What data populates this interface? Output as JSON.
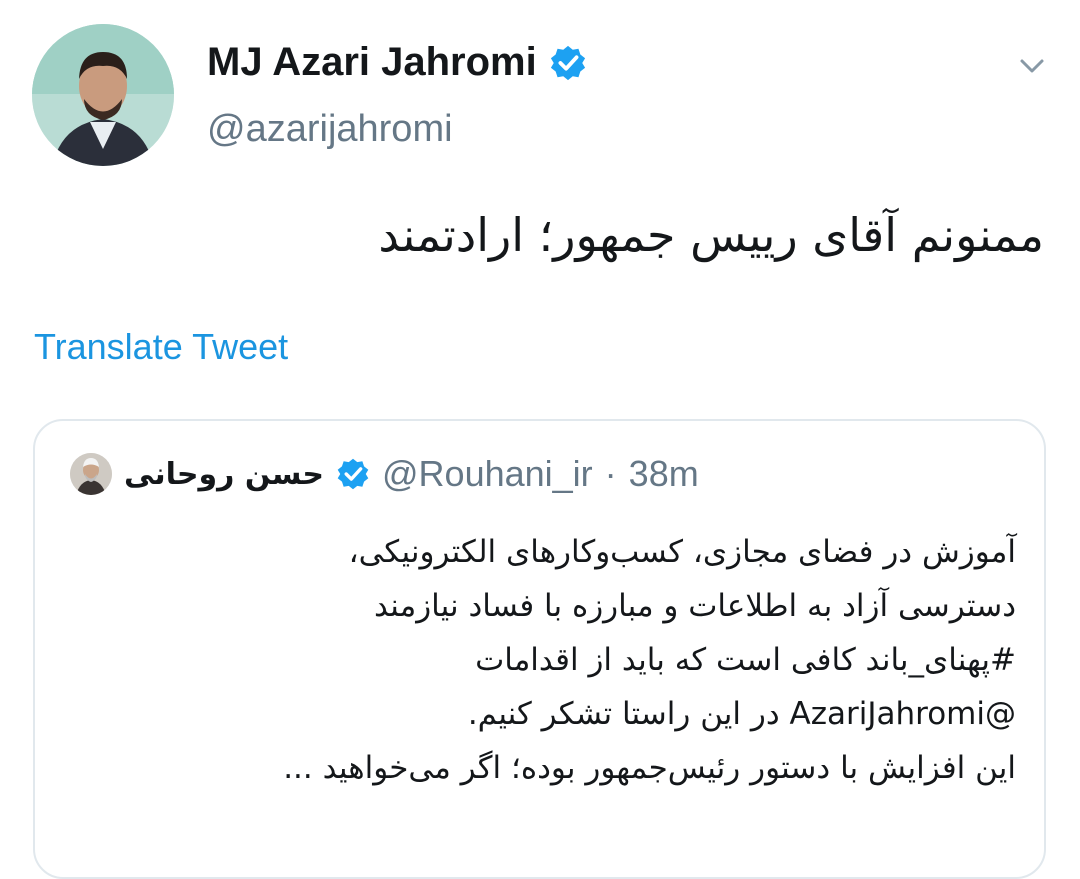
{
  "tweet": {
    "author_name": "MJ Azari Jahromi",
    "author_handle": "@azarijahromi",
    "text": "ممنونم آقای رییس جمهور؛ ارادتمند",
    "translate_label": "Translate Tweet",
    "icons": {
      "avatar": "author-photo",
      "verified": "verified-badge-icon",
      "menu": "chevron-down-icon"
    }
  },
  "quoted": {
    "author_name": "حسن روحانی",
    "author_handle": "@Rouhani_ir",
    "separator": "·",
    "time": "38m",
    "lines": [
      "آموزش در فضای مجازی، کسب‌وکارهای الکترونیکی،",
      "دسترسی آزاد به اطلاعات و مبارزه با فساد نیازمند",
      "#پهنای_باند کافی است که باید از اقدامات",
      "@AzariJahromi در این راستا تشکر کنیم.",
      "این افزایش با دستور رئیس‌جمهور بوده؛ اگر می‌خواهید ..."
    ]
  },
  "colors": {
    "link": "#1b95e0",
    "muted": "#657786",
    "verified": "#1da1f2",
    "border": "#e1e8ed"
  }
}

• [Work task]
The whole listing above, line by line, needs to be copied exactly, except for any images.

• [Solution to this exercise]
What data populates this interface? Output as JSON.
{
  "tweet": {
    "author_name": "MJ Azari Jahromi",
    "author_handle": "@azarijahromi",
    "text": "ممنونم آقای رییس جمهور؛ ارادتمند",
    "translate_label": "Translate Tweet",
    "icons": {
      "avatar": "author-photo",
      "verified": "verified-badge-icon",
      "menu": "chevron-down-icon"
    }
  },
  "quoted": {
    "author_name": "حسن روحانی",
    "author_handle": "@Rouhani_ir",
    "separator": "·",
    "time": "38m",
    "lines": [
      "آموزش در فضای مجازی، کسب‌وکارهای الکترونیکی،",
      "دسترسی آزاد به اطلاعات و مبارزه با فساد نیازمند",
      "#پهنای_باند کافی است که باید از اقدامات",
      "@AzariJahromi در این راستا تشکر کنیم.",
      "این افزایش با دستور رئیس‌جمهور بوده؛ اگر می‌خواهید ..."
    ]
  },
  "colors": {
    "link": "#1b95e0",
    "muted": "#657786",
    "verified": "#1da1f2",
    "border": "#e1e8ed"
  }
}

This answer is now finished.